“Well I tried Esther. After I had dropped the men along the coast, I went to Billy’s hometown to find his family and tell them what had happened. And to be a little bit nosey – my curiosity was piqued. I wanted to find out who had been after him – fill in the gaps if you know what I mean.
“I tried to speak to his wife but she wouldn’t talk to me, not even to hear the fate of her husband. I couldn’t even get past her front door. The sister lived across the street and saw me struggling. So I made my explanation to her and told her that we’d buried her brother at sea. Well, she didn’t mind about that at all. Best place for him, she said.
“I asked, if she knew of anyone who had wanted to harm him and she laughed. Not a nice sound, it wasn’t. He wasn’t a well-liked man it turns out.

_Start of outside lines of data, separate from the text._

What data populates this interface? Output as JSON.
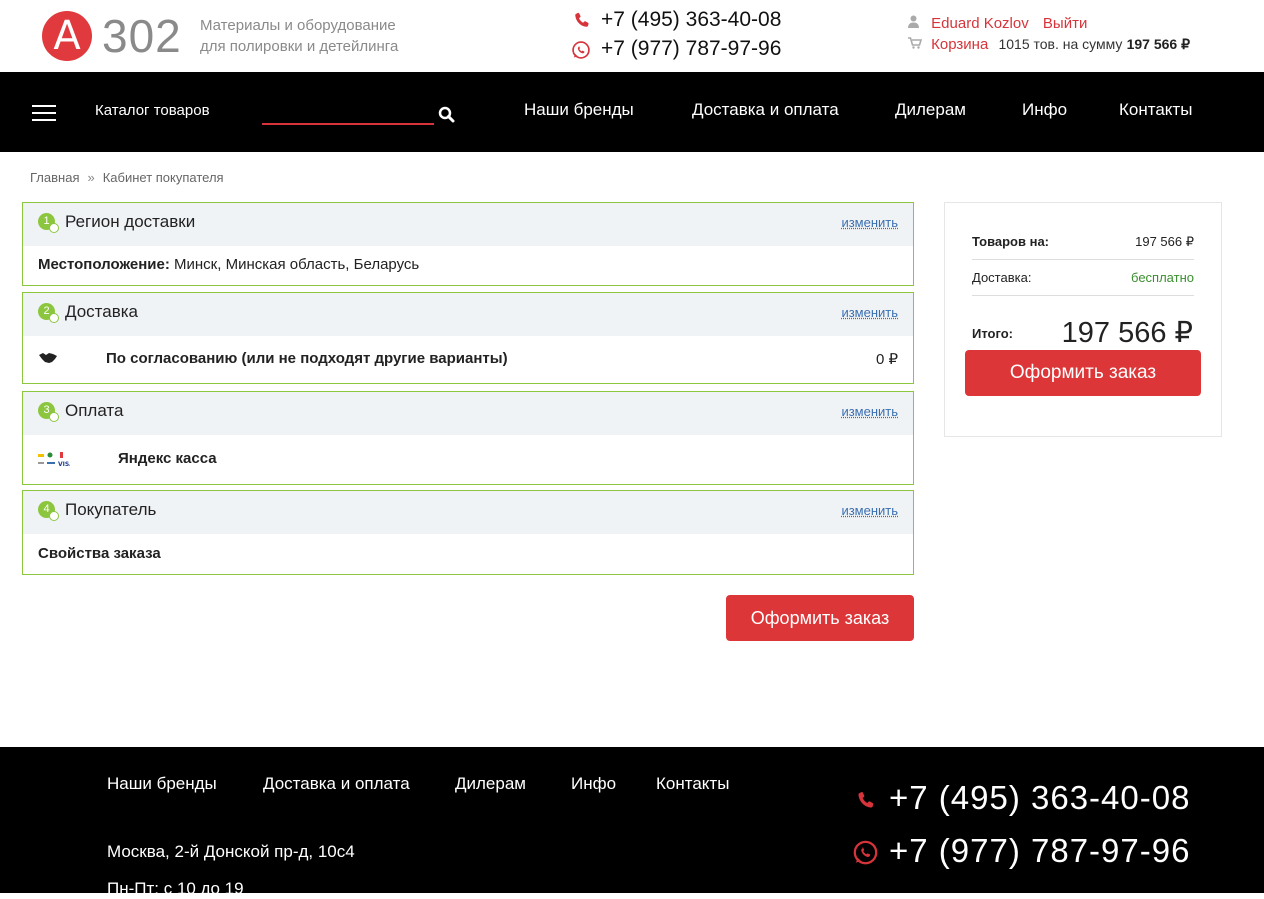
{
  "header": {
    "logo_letter": "A",
    "logo_number": "302",
    "tagline_1": "Материалы и оборудование",
    "tagline_2": "для полировки и детейлинга",
    "phone_1": "+7 (495) 363-40-08",
    "phone_2": "+7 (977) 787-97-96",
    "user_name": "Eduard Kozlov",
    "logout": "Выйти",
    "cart_label": "Корзина",
    "cart_summary": "1015 тов. на сумму",
    "cart_total": "197 566 ₽"
  },
  "nav": {
    "catalog": "Каталог товаров",
    "items": [
      "Наши бренды",
      "Доставка и оплата",
      "Дилерам",
      "Инфо",
      "Контакты"
    ]
  },
  "breadcrumb": [
    "Главная",
    "Кабинет покупателя"
  ],
  "blocks": {
    "region": {
      "num": "1",
      "title": "Регион доставки",
      "change": "изменить",
      "label": "Местоположение:",
      "value": "Минск, Минская область, Беларусь"
    },
    "delivery": {
      "num": "2",
      "title": "Доставка",
      "change": "изменить",
      "option": "По согласованию (или не подходят другие варианты)",
      "price": "0 ₽"
    },
    "payment": {
      "num": "3",
      "title": "Оплата",
      "change": "изменить",
      "option": "Яндекс касса"
    },
    "buyer": {
      "num": "4",
      "title": "Покупатель",
      "change": "изменить",
      "props": "Свойства заказа"
    }
  },
  "order_button": "Оформить заказ",
  "summary": {
    "goods_label": "Товаров на:",
    "goods_value": "197 566 ₽",
    "delivery_label": "Доставка:",
    "delivery_value": "бесплатно",
    "total_label": "Итого:",
    "total_value": "197 566 ₽",
    "button": "Оформить заказ"
  },
  "footer": {
    "nav": [
      "Наши бренды",
      "Доставка и оплата",
      "Дилерам",
      "Инфо",
      "Контакты"
    ],
    "address": "Москва, 2-й Донской пр-д, 10с4",
    "hours": "Пн-Пт: с 10 до 19",
    "phone_1": "+7 (495) 363-40-08",
    "phone_2": "+7 (977) 787-97-96"
  },
  "colors": {
    "accent": "#dd3638",
    "green": "#8cc63f",
    "link": "#3a6fb0"
  }
}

Had a habit of rubbing people up the wrong way and it had got him into trouble. He’d double crossed these men and they caught up with him. He’d figured he’d be safe enough on a boat, calling at different ports all the time. I guess someone must have recognised him. She said that the men had come and harassed her sister in law – that was probably why she wouldn’t talk to you, she said. She was afraid of me.” Jonas paused in his long tale and looked glum. He was aware of his looks causing fear in people. He’d meant no harm – he’d just wanted to give them some closure in Billy’s death.
He took a deep breath and looked over at Frankie. Lucas shuffled closer to her. Frankie stared back into his black eyes. “So, the sister was quite a chatty lady,” he continued. “I thought I could try and find out who these people were. She said that she’d recognise them again if she saw them. I figured that we could get them put away for what they’ve done!”
“So what now? Now that you’ve found Frances?” Lucas asked.
“Well at least she’s safe and didn’t end up in their hands. For all I know they don’t even know that she exists.”
“So, we can take her home with us then?” Anthony said from his place at the fireside.
“Wait a second…I think we’re missing an opportunity here,” interrupted Lucas, getting to his feet. “There are murderers out on the loose still. We know they’re guilty of killing one man – who knows if there are others?”
“What are you getting at Luke?”
Lucas put his arm around Frankie’s shoulders. “Frank, how do you fancy doing some fishing?”
“Fishing?” she queried, bemused. “For what?”